• EXERCISE INSTRUCTIONS: The entries that follow should come back exactly, with no pictures among them.

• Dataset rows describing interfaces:
[Start of Attachment]

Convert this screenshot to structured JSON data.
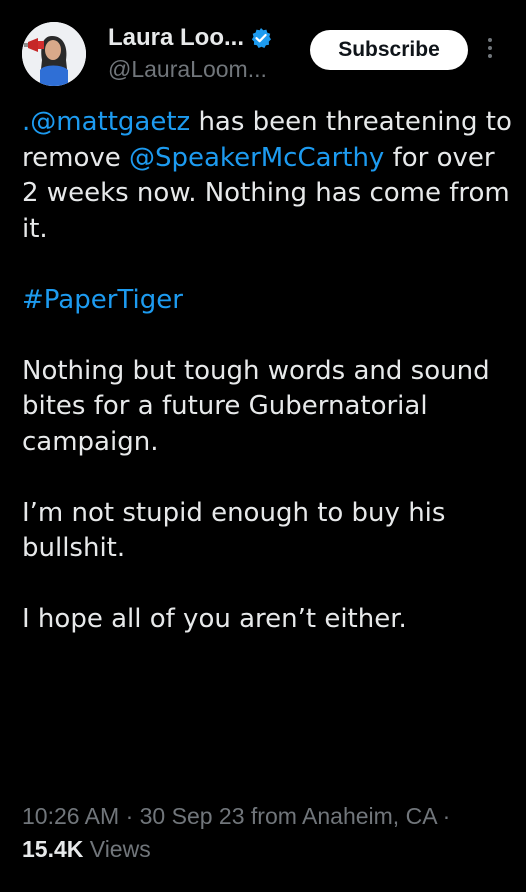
{
  "author": {
    "display_name": "Laura Loo...",
    "handle": "@LauraLoom...",
    "avatar_icon": "profile-photo-with-megaphone",
    "verified_icon": "verified-badge-icon",
    "verified_color": "#1d9bf0"
  },
  "actions": {
    "subscribe_label": "Subscribe",
    "more_icon": "vertical-ellipsis-icon"
  },
  "tweet": {
    "p1_mention1": ".@mattgaetz",
    "p1_text1": " has been threatening to remove ",
    "p1_mention2": "@SpeakerMcCarthy",
    "p1_text2": " for over 2 weeks now. Nothing has come from it.",
    "hashtag": "#PaperTiger",
    "p3": "Nothing but tough words and sound bites for a future Gubernatorial campaign.",
    "p4": "I’m not stupid enough to buy his bullshit.",
    "p5": "I hope all of you aren’t either."
  },
  "meta": {
    "time": "10:26 AM",
    "sep1": " · ",
    "date": "30 Sep 23",
    "location": " from Anaheim, CA",
    "sep2": " · ",
    "views_count": "15.4K",
    "views_label": " Views"
  },
  "colors": {
    "background": "#000000",
    "text": "#e7e9ea",
    "secondary": "#71767b",
    "link": "#1d9bf0"
  }
}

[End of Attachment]

• ANSWER SPACE:
Convert this screenshot to structured JSON data.
{
  "author": {
    "display_name": "Laura Loo...",
    "handle": "@LauraLoom...",
    "avatar_icon": "profile-photo-with-megaphone",
    "verified_icon": "verified-badge-icon",
    "verified_color": "#1d9bf0"
  },
  "actions": {
    "subscribe_label": "Subscribe",
    "more_icon": "vertical-ellipsis-icon"
  },
  "tweet": {
    "p1_mention1": ".@mattgaetz",
    "p1_text1": " has been threatening to remove ",
    "p1_mention2": "@SpeakerMcCarthy",
    "p1_text2": " for over 2 weeks now. Nothing has come from it.",
    "hashtag": "#PaperTiger",
    "p3": "Nothing but tough words and sound bites for a future Gubernatorial campaign.",
    "p4": "I’m not stupid enough to buy his bullshit.",
    "p5": "I hope all of you aren’t either."
  },
  "meta": {
    "time": "10:26 AM",
    "sep1": " · ",
    "date": "30 Sep 23",
    "location": " from Anaheim, CA",
    "sep2": " · ",
    "views_count": "15.4K",
    "views_label": " Views"
  },
  "colors": {
    "background": "#000000",
    "text": "#e7e9ea",
    "secondary": "#71767b",
    "link": "#1d9bf0"
  }
}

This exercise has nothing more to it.